15990074Blurb from Goodreads

Jason just wants a date with Harley.
Harley just wants a date with Trent.
Trent’s still getting over Stephanie.

When Harley and Jason decide to fake date, they uncover a school of deceptions. Trent’s got a secret, but so does Jason. And the more time Harley spends secretly kissing her fake boyfriend, the further she gets from her dreams with Trent.

Worst of all, Harley’s mom is getting cozy with her hot massage therapy student, and even Harley’s Reverend Dad can’t fake not being bothered by it. But when the masks finally come off, can everyone handle the real truth?
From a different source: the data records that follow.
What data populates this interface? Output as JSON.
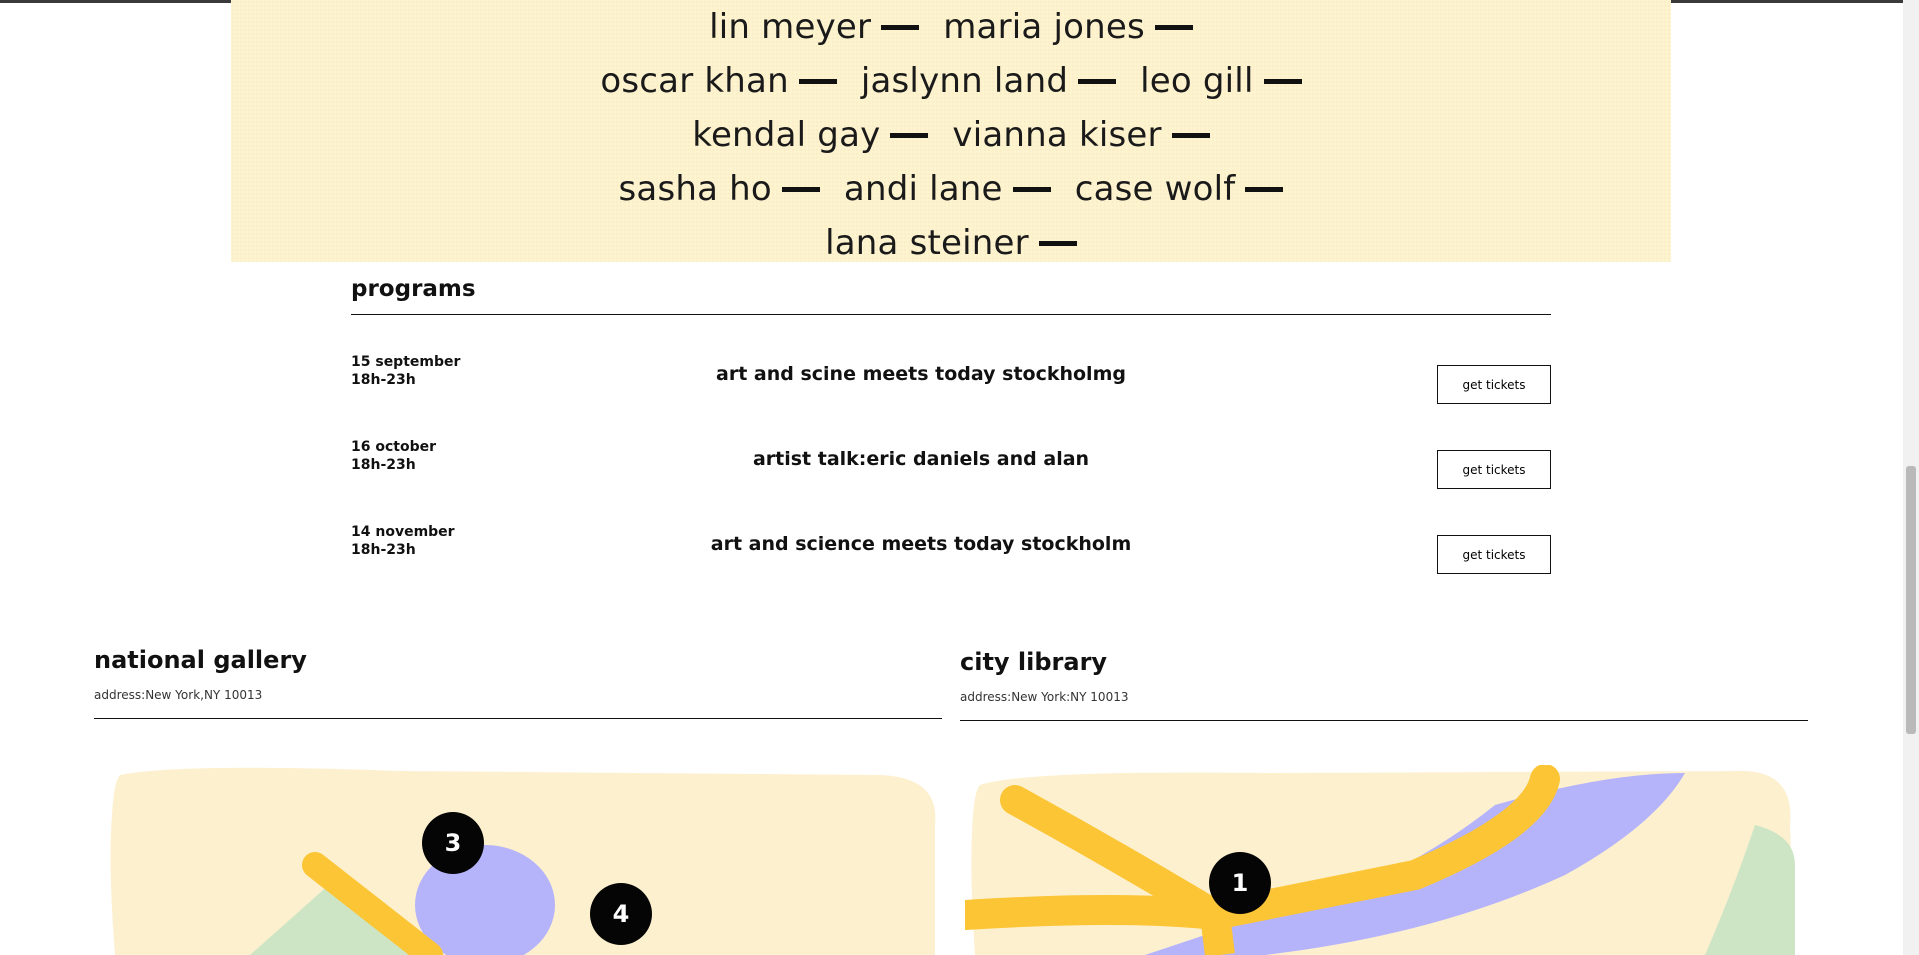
{
  "artists": [
    [
      "lin meyer",
      "maria jones"
    ],
    [
      "oscar khan",
      "jaslynn land",
      "leo gill"
    ],
    [
      "kendal gay",
      "vianna kiser"
    ],
    [
      "sasha ho",
      "andi lane",
      "case wolf"
    ],
    [
      "lana steiner"
    ]
  ],
  "programs": {
    "title": "programs",
    "items": [
      {
        "date": "15 september",
        "time": "18h-23h",
        "title": "art and scine meets today stockholmg",
        "button": "get tickets"
      },
      {
        "date": "16 october",
        "time": "18h-23h",
        "title": "artist talk:eric daniels and alan",
        "button": "get tickets"
      },
      {
        "date": "14 november",
        "time": "18h-23h",
        "title": "art and science meets today stockholm",
        "button": "get tickets"
      }
    ]
  },
  "venues": {
    "gallery": {
      "name": "national gallery",
      "address": "address:New York,NY 10013"
    },
    "library": {
      "name": "city library",
      "address": "address:New York:NY 10013"
    }
  },
  "maps": {
    "gallery_markers": [
      "3",
      "4"
    ],
    "library_markers": [
      "1"
    ],
    "colors": {
      "cream": "#fdf0cf",
      "yellow": "#fbc535",
      "lavender": "#b5b4fb",
      "green": "#cde5c4"
    }
  }
}
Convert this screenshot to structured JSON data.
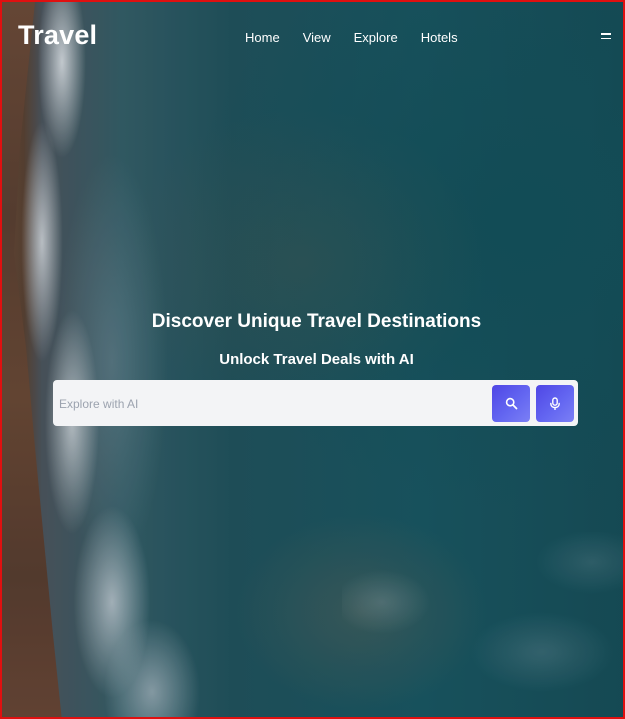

ebook, 328 pages
Published September 1st 2012
edition language: English
series: The Truth
genre: Contemporary, Romance, Young Adult
My Thoughts
Jason just wants a date with Harley.
Harley just wants a date with Trent.
Trent’s still getting over Stephanie and asked Shelly, Harley’s bestfriend.
So, Harley asked Jason to be her fake boyfriend.

From the very first encounter, Harley knows that she wants to be with Trent but he dated Stephanie, a senior and head cheerleader. Then they broke up, she thinks it’s time for her to make him her boyfriend. Enter Jason, a new student who wrecked her mom’s car at their first encounter. On their second encounter he wreck her plan to make Trent asks her to Luau. Then, they game begin.

This is one sweet teenage story. All of the characters act as they supposed to be. I especially like Harley, she’s so funny, a little bit drama queen but so 16 years old. I mean she speaks and thinks just like any teenager without trying to sound like an adult. Many YA books have characters who act and think beyond they age. Made me think whether they are really teenagers or I’m left behind and teenagers act like an adult these days or the authors didn’t know how teenagers usually think and act. But here, Harley is a teenager I’m familiar with. I like and enjoy her drama. It’s a nice encounter to Leigh Talbert Moore books.

Result: 3 of 5 stars